One of my old issues of Bon Appetit (it is an older issue as I have no time to read it anymore it seems) had a section on defining food moments. What, in your lifetime, was your defining food moment or moments? That point where food became more than just sustenance? Where food became intriguing? What helped you define yourself further from being a mere consumer?
Ok, so those last three are my spin on the question since in Bon Appetit it was posed to a bunch of chefs. And I am not a chef – but I think the question is still relevant.
I was always a horribly picky child. Horribly. I rarely tried anything new and I preferred bland food.

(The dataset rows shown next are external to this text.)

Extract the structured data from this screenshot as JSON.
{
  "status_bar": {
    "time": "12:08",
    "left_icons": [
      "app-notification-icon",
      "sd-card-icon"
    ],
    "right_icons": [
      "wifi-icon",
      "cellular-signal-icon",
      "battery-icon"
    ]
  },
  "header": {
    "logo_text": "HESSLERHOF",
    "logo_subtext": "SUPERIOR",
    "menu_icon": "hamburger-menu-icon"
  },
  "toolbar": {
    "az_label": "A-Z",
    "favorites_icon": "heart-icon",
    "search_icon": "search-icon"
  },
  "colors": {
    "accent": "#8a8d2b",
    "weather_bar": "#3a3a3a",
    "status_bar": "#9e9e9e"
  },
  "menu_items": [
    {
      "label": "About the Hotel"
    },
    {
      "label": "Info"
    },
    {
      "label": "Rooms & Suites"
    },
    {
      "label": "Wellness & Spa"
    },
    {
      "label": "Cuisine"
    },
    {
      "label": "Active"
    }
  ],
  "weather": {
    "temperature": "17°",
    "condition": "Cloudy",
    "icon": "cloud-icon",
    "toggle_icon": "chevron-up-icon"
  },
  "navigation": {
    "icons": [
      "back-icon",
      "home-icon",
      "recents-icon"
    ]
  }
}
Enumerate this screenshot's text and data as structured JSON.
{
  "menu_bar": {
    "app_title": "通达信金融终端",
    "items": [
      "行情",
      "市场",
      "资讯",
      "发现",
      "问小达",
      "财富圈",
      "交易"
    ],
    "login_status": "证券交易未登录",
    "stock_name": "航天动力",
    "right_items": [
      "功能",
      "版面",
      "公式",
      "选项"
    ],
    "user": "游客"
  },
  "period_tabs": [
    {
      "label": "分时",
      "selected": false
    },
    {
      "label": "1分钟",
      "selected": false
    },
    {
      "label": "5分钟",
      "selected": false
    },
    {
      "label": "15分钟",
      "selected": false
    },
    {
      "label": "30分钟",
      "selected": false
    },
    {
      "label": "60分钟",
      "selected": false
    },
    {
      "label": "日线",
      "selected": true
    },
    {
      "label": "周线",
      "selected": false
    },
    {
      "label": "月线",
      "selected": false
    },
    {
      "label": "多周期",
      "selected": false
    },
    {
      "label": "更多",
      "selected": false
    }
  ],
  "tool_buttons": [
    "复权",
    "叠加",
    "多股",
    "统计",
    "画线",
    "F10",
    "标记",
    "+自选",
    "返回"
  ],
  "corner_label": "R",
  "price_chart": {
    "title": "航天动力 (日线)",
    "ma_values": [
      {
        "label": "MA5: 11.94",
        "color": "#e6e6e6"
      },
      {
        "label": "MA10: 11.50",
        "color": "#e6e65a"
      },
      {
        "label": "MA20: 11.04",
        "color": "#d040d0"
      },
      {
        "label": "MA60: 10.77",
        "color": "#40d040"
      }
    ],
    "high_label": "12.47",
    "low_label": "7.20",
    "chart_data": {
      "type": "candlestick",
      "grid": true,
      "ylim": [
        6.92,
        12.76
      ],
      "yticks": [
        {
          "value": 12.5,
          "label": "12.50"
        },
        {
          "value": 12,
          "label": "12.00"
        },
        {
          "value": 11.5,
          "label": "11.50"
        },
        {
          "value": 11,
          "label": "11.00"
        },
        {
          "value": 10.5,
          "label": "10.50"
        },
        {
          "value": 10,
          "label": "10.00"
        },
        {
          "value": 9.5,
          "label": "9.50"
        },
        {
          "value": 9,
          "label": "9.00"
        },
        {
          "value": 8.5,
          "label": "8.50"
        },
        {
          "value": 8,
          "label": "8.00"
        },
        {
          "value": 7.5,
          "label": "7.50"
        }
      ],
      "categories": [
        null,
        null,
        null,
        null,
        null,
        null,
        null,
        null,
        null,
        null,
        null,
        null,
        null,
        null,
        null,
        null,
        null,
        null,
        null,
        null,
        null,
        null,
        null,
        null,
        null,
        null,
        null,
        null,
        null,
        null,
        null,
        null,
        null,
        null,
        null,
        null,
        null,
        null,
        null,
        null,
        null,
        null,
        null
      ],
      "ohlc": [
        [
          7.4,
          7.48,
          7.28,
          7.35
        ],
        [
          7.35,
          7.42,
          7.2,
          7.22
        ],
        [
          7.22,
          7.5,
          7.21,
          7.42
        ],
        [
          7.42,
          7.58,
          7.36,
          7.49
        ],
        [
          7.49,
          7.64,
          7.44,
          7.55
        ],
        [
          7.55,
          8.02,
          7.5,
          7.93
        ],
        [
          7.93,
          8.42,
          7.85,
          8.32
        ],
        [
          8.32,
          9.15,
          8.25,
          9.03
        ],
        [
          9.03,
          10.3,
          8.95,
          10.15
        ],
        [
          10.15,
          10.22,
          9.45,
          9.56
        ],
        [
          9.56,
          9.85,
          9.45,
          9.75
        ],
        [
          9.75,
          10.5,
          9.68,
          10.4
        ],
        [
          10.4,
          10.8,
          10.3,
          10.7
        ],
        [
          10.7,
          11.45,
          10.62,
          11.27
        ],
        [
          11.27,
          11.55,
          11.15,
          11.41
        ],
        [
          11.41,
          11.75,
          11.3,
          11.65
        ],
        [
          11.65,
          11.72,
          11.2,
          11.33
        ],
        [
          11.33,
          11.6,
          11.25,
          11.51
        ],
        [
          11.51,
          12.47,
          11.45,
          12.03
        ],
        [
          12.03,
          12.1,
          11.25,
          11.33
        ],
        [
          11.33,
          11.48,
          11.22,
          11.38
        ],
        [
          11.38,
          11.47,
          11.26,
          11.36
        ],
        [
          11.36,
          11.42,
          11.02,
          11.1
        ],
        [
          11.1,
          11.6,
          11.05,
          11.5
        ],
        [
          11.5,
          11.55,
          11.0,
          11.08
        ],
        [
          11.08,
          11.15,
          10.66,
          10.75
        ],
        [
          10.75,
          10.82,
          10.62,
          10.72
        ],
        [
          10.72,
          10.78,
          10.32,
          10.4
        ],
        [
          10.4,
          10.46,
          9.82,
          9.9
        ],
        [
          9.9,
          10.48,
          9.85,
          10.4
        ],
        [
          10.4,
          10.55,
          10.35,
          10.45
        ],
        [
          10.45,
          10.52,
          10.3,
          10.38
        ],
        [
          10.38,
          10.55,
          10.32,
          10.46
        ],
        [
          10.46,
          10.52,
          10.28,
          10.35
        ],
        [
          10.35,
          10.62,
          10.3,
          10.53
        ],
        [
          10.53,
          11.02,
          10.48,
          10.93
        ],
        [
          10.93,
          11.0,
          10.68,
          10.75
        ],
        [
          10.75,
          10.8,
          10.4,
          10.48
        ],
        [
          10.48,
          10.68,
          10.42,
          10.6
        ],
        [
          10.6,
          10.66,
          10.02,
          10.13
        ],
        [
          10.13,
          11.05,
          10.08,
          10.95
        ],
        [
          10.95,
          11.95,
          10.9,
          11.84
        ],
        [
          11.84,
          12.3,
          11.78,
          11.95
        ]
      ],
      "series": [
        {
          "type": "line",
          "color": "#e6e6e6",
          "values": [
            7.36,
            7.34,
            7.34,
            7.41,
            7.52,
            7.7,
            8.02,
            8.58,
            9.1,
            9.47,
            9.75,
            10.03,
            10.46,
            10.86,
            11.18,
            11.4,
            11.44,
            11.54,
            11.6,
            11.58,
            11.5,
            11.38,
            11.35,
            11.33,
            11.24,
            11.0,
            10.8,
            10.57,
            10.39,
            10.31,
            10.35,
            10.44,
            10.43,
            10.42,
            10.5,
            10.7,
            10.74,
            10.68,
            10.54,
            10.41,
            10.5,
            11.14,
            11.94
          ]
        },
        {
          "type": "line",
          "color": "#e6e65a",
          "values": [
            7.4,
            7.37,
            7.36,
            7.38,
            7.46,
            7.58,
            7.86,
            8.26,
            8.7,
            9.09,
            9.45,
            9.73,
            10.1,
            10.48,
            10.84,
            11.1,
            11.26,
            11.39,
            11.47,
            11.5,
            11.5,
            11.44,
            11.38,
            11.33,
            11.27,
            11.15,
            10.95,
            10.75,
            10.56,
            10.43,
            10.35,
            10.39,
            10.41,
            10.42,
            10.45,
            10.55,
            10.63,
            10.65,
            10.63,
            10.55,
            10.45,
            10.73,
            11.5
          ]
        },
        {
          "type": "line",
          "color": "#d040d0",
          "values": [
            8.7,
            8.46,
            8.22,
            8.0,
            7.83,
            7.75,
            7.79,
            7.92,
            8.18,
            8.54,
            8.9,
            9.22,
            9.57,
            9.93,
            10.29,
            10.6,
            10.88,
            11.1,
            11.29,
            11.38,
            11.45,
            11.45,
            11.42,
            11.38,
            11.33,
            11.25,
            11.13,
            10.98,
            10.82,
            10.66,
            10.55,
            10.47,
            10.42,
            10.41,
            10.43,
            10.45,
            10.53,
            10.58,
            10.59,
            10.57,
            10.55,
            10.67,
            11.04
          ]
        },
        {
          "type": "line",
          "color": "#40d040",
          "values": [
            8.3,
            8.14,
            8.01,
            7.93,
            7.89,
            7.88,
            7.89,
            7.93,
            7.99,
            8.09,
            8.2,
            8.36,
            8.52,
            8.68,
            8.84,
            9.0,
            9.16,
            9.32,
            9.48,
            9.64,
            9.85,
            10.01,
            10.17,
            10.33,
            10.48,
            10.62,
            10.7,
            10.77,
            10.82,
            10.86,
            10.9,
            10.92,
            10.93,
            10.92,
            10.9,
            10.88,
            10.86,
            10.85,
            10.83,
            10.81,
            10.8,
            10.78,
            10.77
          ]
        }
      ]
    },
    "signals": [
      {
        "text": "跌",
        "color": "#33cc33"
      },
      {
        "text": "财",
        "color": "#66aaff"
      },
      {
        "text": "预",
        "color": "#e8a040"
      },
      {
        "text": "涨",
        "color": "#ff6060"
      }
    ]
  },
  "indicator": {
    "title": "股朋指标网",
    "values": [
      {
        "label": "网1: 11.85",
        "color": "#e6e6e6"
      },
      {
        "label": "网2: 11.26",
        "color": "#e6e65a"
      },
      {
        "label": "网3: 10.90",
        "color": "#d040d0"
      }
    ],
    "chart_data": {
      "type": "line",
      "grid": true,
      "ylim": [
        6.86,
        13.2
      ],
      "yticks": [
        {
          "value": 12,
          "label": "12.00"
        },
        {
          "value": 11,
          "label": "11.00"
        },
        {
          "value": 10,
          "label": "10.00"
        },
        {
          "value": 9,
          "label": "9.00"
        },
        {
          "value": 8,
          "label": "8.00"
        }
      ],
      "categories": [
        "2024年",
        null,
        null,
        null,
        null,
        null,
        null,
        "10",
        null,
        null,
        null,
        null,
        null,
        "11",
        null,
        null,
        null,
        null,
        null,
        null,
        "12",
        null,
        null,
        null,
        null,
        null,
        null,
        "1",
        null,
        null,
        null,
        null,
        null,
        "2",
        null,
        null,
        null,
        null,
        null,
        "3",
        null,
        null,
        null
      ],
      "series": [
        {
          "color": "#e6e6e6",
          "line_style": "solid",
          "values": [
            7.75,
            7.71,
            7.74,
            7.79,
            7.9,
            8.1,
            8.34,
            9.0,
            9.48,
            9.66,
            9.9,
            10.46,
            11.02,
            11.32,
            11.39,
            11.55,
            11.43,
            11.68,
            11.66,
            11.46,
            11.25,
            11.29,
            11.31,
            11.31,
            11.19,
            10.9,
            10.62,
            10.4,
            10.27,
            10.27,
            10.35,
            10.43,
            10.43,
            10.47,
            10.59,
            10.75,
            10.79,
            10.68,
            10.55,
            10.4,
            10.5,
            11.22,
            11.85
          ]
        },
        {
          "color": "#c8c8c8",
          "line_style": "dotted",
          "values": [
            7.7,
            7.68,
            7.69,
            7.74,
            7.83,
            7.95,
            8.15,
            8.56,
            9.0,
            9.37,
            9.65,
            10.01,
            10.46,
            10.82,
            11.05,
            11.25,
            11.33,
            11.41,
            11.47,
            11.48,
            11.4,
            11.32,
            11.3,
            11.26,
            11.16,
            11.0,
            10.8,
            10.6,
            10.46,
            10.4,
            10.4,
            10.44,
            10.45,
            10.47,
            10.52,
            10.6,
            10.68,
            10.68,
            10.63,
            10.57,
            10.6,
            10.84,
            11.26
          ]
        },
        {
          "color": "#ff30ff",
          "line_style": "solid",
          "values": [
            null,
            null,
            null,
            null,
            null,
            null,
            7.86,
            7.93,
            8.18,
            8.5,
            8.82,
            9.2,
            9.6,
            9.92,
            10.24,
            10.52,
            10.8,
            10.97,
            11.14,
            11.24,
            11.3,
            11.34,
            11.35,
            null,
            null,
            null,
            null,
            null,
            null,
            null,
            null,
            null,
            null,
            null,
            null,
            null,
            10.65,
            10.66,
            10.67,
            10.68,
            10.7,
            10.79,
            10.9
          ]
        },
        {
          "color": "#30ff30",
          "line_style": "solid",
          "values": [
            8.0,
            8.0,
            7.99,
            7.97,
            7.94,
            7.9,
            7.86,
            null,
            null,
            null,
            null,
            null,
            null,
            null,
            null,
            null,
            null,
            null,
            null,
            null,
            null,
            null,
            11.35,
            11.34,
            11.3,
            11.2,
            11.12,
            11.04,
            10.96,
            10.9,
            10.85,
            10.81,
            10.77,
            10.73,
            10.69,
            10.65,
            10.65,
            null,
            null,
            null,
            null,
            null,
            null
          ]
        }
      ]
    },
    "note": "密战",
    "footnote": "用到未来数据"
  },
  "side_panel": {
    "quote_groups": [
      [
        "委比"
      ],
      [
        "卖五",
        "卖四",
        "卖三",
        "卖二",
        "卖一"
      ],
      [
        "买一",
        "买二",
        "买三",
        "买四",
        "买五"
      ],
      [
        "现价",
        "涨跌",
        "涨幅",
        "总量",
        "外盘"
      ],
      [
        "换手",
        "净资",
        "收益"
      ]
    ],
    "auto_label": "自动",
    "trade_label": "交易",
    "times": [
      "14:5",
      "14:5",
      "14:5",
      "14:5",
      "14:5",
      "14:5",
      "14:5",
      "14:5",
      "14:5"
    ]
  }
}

I ate mild salsa. And I dipped my chip carefully so as to not get any chunks on my chip, then I would shake it so I didn’t get too much salsa. Seriously.
Wow have I come a long way.
I recall a few food defining moments…
The first one that pops to mind was when I started dating a guy in my freshman year of college. He had a bit of hippy to him and had worked in kitchens throughout Northern Colorado. In that nearly two years we dated, he taught me to cook. Really cook, as in not food preparation for mere sustenance. We ate at some fabulous restaurants and cooked great food and used it as an excuse to gather with friends.
When we were first starting to date he took me to El Chapultapec in downtown Denver and we ordered green chili. I was still picky, but despite my fear, I wasn’t going to let it show.
I took one bite of my steaming bowlful of green chili in front of me and I started to cry. It burned. It hit my tastebuds. It paralyzed my taste buds. I gagged. I gulped water. I cried some more.
And then I went back for more.
It was delicious and had flavors I never knew existed.
I am positive I permanently maimed my taste buds that evening. But it was a good thing.
My second food defining moment was when I was new in my job out of grad school. AB and I were invited to go have Thanksgiving dinner with one of my managers. It was one of the first times that we either weren’t traveling to Colorado to be with my family, or weren’t hosting ourselves. We felt a bit out of sorts about eating at someone else’s house for Thanksgiving, but we embraced it.
Dinner was very traditional and good. But everyone was so excited for dessert – pie! I knew I could embrace this. I love pie. Pie is my family’s way of doing dessert. I had eaten pie since I was a child and there is NO other way to finish up Thanksgiving dinner. Pie is what Thanksgiving is all about to me. I could care less about turkey usually. But pie? Yum. So when the manager told me a week in advance that pie was their centerpiece for the meal, I knew this would go over well.
Once there though, my perceptions changed. Then I was a bit horrified.
My hosts pulled out a few boxes out of the freezer and tossed frozen pies into the oven.
They pulled the pies out later and everyone ooh’d and aah’d over the pies.
I tried not to turn up my nose. I took a piece.
Then I went home and vowed to learn to make pie crust. To this point I had accepted that I was not a pie crust maker and relied on eating my mom’s pies. Only occasionally attempting pie myself and dealing with the fact that I had tough ugly crusts.
A year or so later I had mastered pie crust and resolved to never ever ever be forced to eat frozen box pies for Thanksgiving dinner ever again.
My pie crusts may not be pretty, but I can crank the pies out with ease.